“This is coupled with the lack of appropriate knowledge of the available vaccines for different health conditions, thus making devotees accept alternative approaches such as use of holy water and prayers to treat diseases.

Health Minister Khumbize Kandodo Chiponda

“Fear of vaccination may lead to the death of their children but the good thing is that the majority of religious leaders in the country are in the forefront ensuring that their members get the COVID-19 vaccines, which is quite commendable because they have the right knowledge on the efficacy of vaccination which has been established with medical and scientific basis.

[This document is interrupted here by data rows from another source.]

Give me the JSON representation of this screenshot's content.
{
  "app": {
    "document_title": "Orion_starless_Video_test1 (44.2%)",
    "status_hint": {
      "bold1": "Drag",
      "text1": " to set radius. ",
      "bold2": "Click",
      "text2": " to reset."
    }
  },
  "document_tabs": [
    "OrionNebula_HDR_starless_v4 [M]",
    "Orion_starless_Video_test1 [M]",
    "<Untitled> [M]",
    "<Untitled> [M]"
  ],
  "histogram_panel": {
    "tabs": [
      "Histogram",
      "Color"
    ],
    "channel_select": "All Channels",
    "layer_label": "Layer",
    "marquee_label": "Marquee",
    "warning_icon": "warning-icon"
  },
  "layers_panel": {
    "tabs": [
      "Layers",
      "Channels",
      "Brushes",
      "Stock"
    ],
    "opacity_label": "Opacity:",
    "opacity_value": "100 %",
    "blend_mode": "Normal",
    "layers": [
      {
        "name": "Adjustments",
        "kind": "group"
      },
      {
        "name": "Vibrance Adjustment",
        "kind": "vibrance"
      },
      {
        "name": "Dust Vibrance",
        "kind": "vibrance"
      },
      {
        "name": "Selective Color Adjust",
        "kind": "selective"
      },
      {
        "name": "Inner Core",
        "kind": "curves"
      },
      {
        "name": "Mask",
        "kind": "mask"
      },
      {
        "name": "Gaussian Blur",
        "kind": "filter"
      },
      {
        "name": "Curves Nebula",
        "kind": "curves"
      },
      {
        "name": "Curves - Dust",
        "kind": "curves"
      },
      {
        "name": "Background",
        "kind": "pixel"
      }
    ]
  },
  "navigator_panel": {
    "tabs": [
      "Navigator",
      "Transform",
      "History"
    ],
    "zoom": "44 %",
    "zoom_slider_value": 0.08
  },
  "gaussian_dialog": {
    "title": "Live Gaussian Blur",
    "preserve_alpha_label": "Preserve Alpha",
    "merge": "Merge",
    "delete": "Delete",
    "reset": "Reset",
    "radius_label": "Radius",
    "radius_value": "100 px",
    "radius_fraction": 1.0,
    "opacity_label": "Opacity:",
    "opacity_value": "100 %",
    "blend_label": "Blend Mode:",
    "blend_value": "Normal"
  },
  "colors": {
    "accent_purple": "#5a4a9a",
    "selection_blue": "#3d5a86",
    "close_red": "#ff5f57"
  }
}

“They are able to convey the message to their members that vaccination helps in preventing hospitalizations and deaths brought about by CoVID-19.

Two weeks ago, Blantyre Synod of Church of Central Africa Presbyterian (CCAP) brought together its church leaders where they were inspired to spread the positives of being vaccinated against CoVID-19 amongst their members during congregations.

Rev. Billy Gama

In his opening remarks of the one-day workshop, organised by Church & Society at Grace Bandawe Conference Centre, CCAP’s Blantyre Synod general secretary Rev. Billy Gama emphasized that they decided to engage the church leaders from all presbyterians to enhance government’s campaign for positive uptake of the CoVID-19 vaccination which is available for free.

Rev. Gama impressed on the participants to lead by example if they have not already received their jabs and spread the message amongst their flock that CoVID-19 is real but the vaccination exercise currently underway is helping to contain it.

“There is a lot of misconceptions that is being spread through social media and it is up to us to dispel those false messages that seems to appeal to people not to get vaccinated,” he had said.


“We are lucky that we attract huge gatherings every Sunday to preach the the Lord’s Gospel. They believe in us when we preach the Gospel and thus they will in turn believe in us if we teach of the positives of getting vaccinated.

“The numbers of people that are vaccinated against the supply of vaccines still available does not tally, showing that people are shunning this very important exercise which the government rolled out a long time ago.”

The Health Minister emphasized in her situation report that “vaccines work by allowing the immune system of the body to recognize, fight and destroy the coronavirus when exposed”.